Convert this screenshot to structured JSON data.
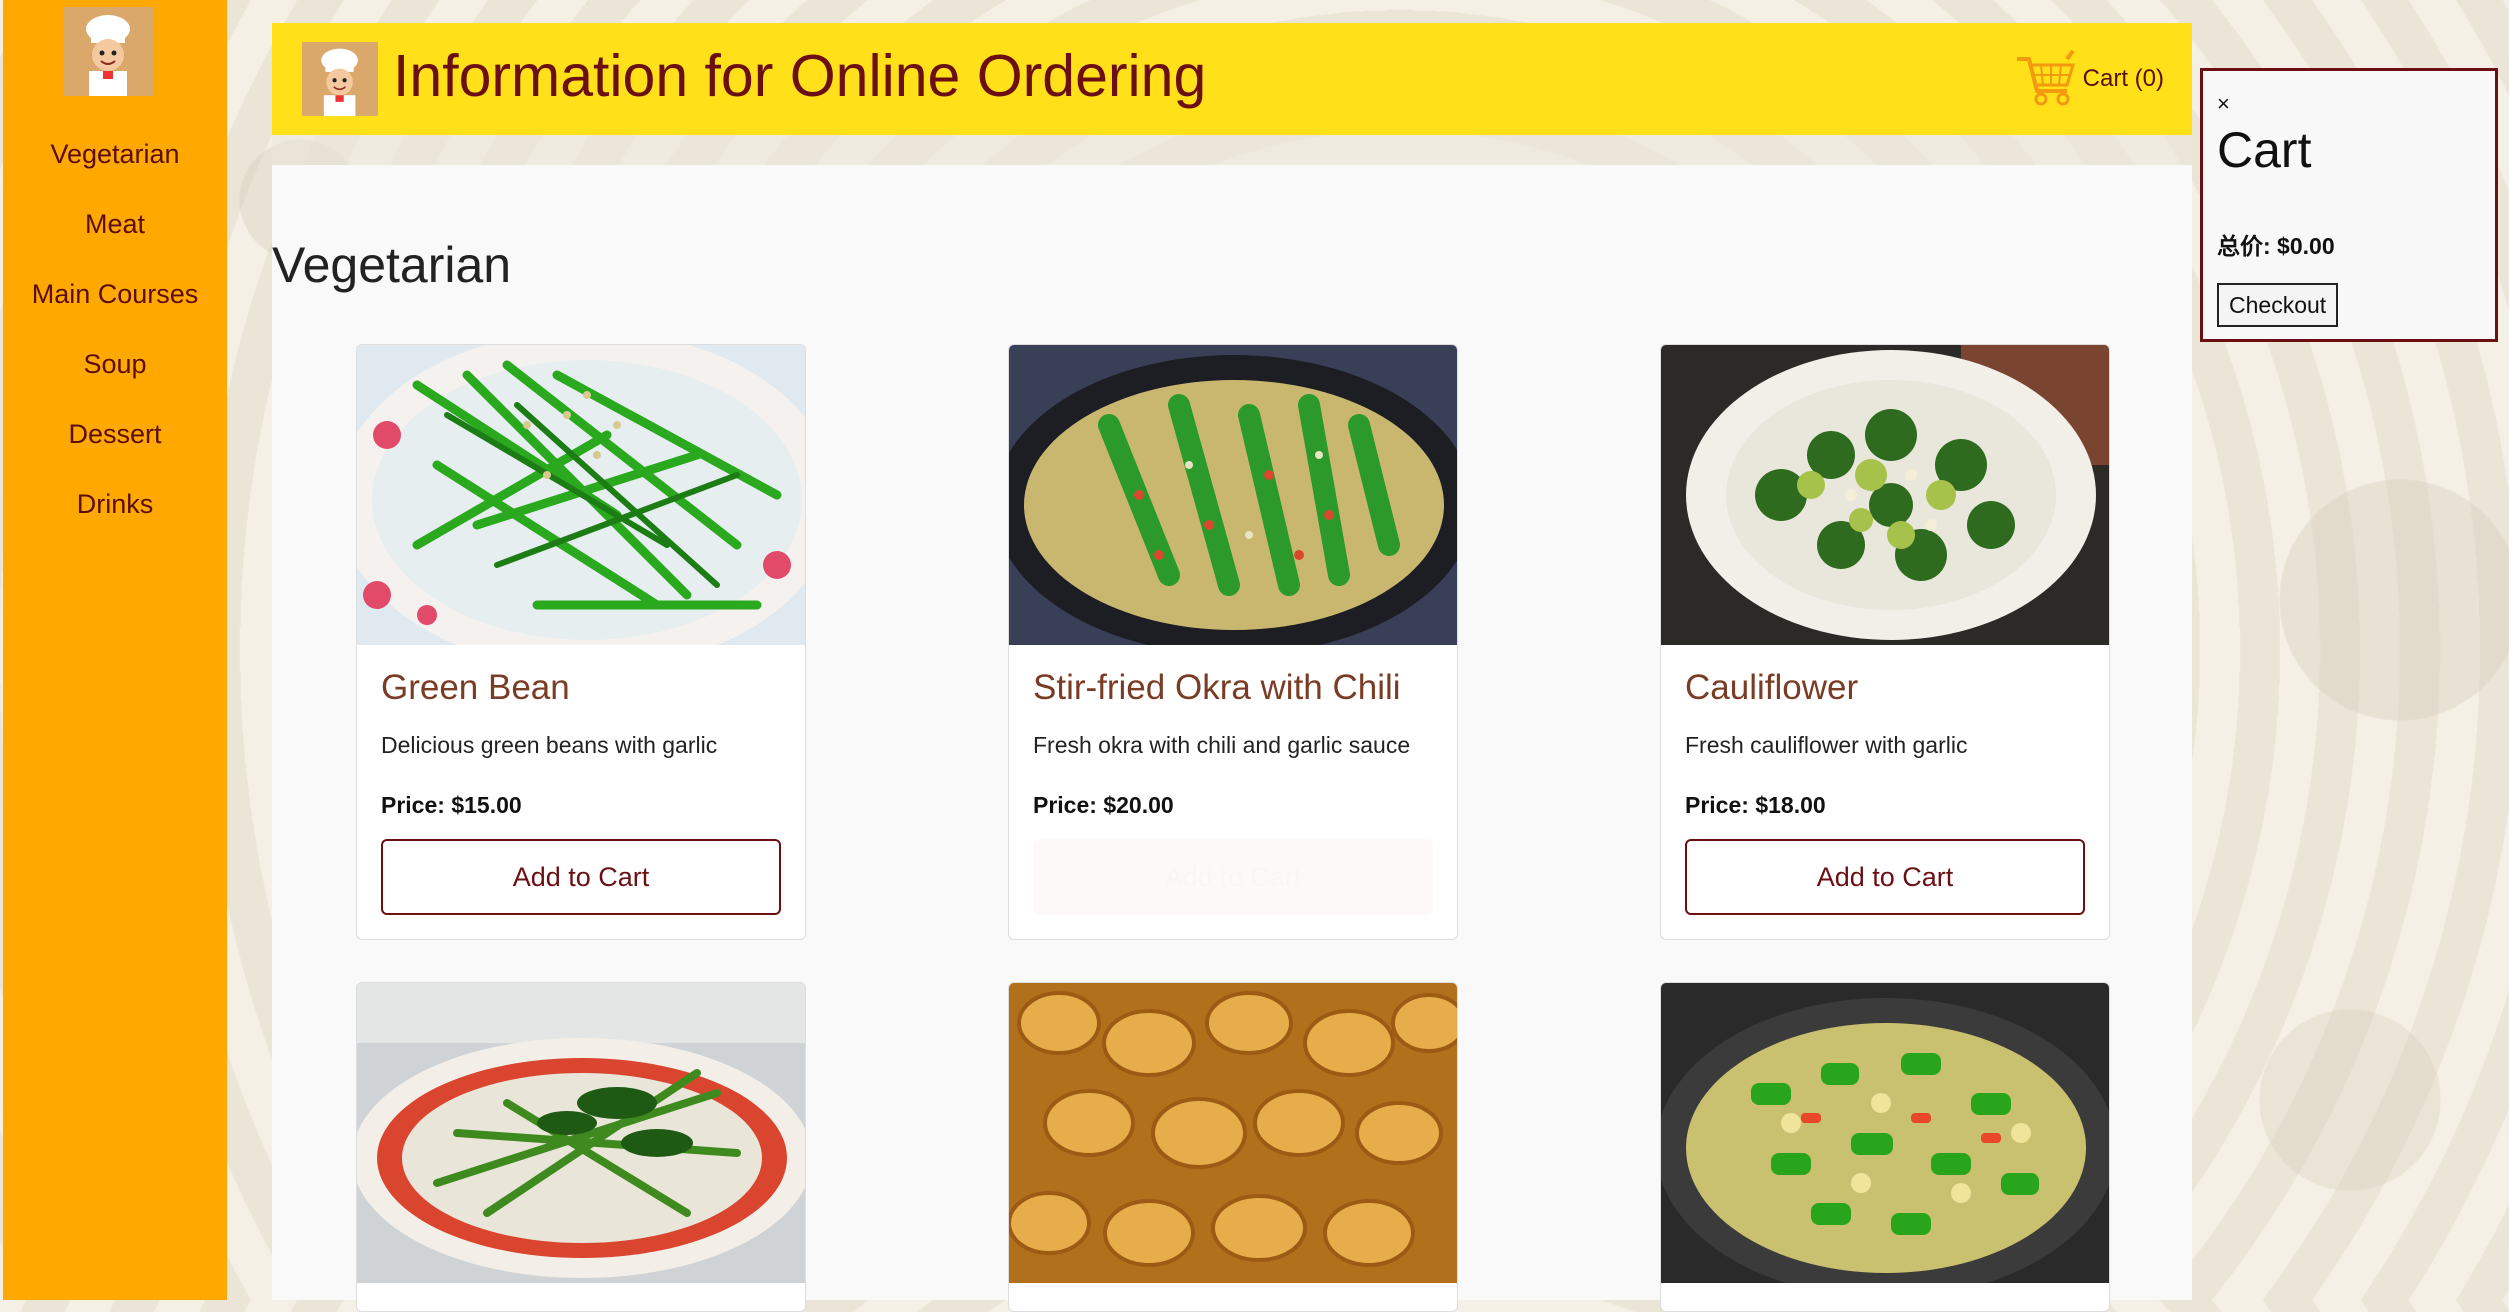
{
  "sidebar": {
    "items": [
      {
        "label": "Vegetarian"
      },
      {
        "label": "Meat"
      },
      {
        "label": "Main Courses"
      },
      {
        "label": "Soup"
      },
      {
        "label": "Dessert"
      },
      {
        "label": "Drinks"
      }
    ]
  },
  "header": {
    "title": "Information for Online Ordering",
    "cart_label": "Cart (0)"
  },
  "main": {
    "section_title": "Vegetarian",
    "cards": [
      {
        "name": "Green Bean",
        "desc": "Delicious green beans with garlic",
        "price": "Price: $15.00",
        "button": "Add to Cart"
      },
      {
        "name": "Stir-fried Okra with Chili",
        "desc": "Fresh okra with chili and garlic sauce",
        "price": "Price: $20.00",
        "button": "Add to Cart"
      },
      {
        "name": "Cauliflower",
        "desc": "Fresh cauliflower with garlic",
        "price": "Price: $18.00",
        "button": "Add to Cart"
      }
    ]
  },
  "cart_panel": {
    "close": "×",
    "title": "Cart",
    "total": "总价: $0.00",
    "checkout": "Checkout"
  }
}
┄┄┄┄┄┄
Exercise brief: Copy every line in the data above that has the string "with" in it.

Answer box:
        "desc": "Delicious green beans with garlic",
        "name": "Stir-fried Okra with Chili",
        "desc": "Fresh okra with chili and garlic sauce",
        "desc": "Fresh cauliflower with garlic",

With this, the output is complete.